I mentioned how creepy Z’Dar looks and here’s a picture of him with another man who’s made a career out of looking strange, Mr. Michael Berryman. These guys are true throwbacks to the old days of Hollywood horror cinema when you could get a job based on your creepy looks instead of makeup. These guys are modern day Boris Karloff or Vincent Price! They sell the macabre on their natural features, no CGI or prosthetics required.
Comics have provided fun, entertainment and excitement for many generations, having become hugely popular over the decades. The world of comics – and the exciting and memorable characters – has become a global phenomenon, particularly over the past few decades. This is because comics have proven to be hugely influential in a variety of industries, with the characters now appearing on the big screen, the small screen, and even in the games that we play.
There are a number of key industries in which comics have had a huge influence over the years, and this has led them to become popular amongst a wide range of age groups and audiences from kids and teens through to the older generation that grew up with these comics. Some of the industries in which comics have really made their mark include:

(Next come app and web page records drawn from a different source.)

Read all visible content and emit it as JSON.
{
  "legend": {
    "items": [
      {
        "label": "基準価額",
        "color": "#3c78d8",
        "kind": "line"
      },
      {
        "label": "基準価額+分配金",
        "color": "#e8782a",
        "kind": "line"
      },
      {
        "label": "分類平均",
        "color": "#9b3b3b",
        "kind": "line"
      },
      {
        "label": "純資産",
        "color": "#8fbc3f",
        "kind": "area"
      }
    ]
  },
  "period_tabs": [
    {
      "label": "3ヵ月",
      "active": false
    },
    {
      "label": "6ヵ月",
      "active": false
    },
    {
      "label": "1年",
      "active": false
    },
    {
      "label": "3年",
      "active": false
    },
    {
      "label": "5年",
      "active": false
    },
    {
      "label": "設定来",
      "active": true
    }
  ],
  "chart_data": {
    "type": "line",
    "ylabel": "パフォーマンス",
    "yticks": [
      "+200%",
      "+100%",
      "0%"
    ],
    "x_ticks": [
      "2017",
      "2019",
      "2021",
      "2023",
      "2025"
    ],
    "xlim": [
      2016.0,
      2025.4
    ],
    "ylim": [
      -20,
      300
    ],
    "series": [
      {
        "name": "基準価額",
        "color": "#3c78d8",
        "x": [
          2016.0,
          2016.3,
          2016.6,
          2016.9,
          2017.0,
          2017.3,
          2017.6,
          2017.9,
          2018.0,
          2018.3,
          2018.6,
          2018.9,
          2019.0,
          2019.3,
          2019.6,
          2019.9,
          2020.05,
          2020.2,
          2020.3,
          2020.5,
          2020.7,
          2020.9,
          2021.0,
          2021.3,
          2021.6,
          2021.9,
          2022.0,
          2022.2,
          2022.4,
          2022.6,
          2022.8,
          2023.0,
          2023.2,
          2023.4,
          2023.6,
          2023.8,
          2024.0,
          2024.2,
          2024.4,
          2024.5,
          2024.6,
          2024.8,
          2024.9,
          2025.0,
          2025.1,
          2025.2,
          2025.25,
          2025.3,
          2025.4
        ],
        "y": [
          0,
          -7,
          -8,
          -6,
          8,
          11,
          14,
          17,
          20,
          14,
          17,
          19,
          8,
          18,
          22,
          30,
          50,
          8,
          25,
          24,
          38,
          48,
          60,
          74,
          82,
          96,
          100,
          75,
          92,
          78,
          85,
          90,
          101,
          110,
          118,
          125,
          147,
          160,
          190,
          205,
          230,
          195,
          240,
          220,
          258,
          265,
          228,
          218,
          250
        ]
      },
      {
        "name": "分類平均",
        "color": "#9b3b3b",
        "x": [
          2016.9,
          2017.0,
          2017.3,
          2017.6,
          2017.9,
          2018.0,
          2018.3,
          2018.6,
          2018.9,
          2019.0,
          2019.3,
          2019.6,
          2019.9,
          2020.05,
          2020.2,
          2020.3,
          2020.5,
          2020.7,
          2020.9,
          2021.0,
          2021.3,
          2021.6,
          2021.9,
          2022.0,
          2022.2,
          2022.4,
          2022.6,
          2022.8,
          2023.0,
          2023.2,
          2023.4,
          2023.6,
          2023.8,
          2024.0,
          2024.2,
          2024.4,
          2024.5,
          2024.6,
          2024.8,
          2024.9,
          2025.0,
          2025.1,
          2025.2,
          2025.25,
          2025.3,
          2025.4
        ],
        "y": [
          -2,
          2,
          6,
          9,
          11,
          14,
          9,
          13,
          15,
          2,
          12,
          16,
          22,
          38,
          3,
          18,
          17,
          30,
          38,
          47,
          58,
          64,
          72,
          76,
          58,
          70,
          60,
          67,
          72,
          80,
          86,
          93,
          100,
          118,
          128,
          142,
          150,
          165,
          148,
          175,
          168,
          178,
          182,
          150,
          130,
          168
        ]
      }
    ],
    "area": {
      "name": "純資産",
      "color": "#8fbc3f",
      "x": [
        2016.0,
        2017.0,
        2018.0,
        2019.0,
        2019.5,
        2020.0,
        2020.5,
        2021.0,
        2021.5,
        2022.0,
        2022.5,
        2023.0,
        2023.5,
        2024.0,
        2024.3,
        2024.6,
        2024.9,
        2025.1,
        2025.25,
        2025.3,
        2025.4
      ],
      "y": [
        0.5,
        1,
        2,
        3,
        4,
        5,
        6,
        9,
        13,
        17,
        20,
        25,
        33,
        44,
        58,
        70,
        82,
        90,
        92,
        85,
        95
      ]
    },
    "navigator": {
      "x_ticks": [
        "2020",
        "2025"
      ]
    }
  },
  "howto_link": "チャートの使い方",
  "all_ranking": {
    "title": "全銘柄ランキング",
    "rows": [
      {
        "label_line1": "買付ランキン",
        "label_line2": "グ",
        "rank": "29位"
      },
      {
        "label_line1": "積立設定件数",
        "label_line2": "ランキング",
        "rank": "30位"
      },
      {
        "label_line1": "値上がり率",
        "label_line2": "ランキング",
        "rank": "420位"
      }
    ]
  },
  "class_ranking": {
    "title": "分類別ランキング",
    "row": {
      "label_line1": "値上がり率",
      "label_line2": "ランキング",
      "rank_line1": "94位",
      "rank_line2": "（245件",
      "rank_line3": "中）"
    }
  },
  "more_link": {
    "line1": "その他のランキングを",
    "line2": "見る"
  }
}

Over recent years, there have been more and more movies based around comic book characters. These have proven immensely popular, with many breaking box office records around the globe. From the extremely popular Spiderman, Batman and Superman movies to more recent franchises such as Iron Man, there have been many comic based movies that have become huge global hits.
It’s not just the big screen that has been graced by comic book characters over the past couple of decades. We have also enjoyed watching some of our favourite character brought to life on the small screen, with a number of television shows and series based on them. This includes series dating back to the 1950s and 1960s, such as Captain Pugwash through to more recent shows such as The Crow: Stairway to Heaven, The Mask animated series, and Night Man amongst many others.
Comic book characters have also infiltrated the world of games, with both video and even casino slot games based on them. Gaming sites such as Uptown Aces have lots of comic book character games. These include a wide range of slot games such as Captain America, the Incredible Hulk and Iron Man amongst others. There have also been many video games based on these characters, including Batman, Hellboy, and Spiderman to name but a few.
There is no doubt that some of our favourite comic book characters have helped to bring excitement and fun to a variety of industries. These characters have been given a new lease of life through their popularity in the world of television, movies and gaming.